*Task*
Copy out each line of the data that holds the string "JSON".

*Records for processing*
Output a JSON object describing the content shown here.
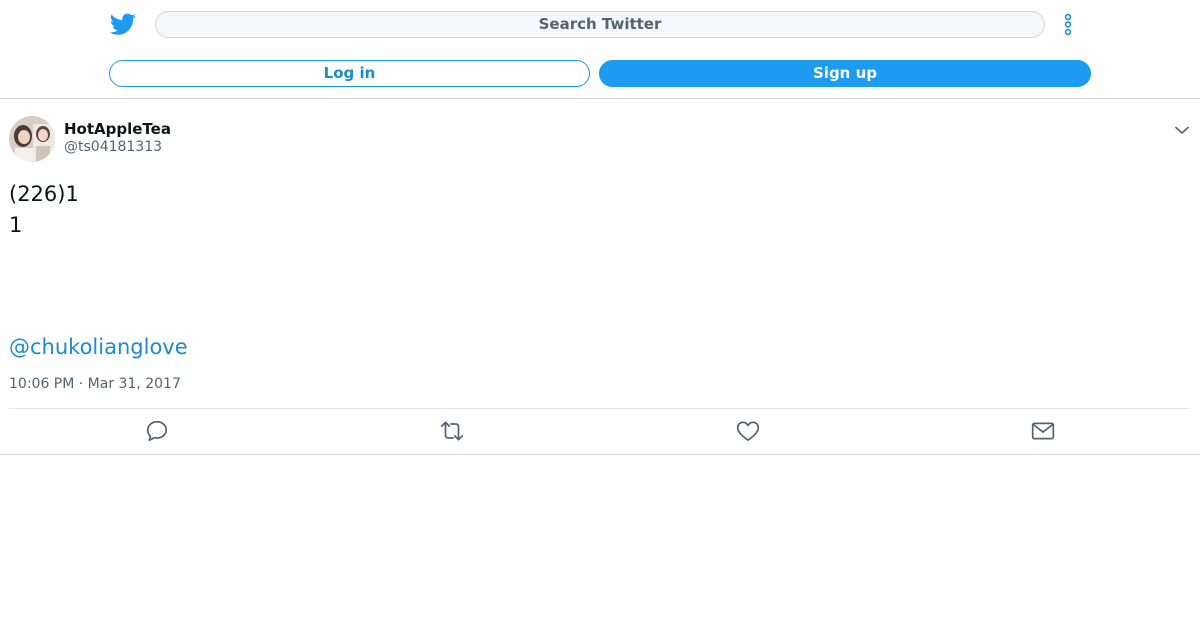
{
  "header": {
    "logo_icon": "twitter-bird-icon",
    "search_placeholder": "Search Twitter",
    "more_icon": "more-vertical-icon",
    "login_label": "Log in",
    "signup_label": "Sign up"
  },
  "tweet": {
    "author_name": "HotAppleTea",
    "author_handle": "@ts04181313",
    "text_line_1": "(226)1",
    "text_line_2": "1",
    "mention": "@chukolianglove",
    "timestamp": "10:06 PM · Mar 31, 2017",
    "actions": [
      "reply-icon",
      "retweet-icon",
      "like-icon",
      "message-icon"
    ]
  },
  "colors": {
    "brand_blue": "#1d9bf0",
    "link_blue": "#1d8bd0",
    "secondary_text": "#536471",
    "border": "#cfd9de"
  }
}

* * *

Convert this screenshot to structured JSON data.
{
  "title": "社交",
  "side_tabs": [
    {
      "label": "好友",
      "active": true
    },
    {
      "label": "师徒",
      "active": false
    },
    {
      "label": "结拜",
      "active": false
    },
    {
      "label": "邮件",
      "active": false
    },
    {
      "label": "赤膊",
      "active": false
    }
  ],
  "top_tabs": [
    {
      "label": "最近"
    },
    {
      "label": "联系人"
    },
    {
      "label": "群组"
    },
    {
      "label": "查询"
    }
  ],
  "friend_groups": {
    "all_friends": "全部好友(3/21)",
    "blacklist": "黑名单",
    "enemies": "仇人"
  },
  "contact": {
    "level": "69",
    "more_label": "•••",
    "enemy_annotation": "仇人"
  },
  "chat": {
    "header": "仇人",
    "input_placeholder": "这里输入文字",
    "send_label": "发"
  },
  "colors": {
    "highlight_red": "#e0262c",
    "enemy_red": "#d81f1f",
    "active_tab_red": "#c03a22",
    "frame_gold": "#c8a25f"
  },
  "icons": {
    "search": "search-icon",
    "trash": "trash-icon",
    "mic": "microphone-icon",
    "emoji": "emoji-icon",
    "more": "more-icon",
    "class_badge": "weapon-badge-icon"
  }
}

*Your response*
Output a JSON object describing the content shown here.
Convert this screenshot to structured JSON data.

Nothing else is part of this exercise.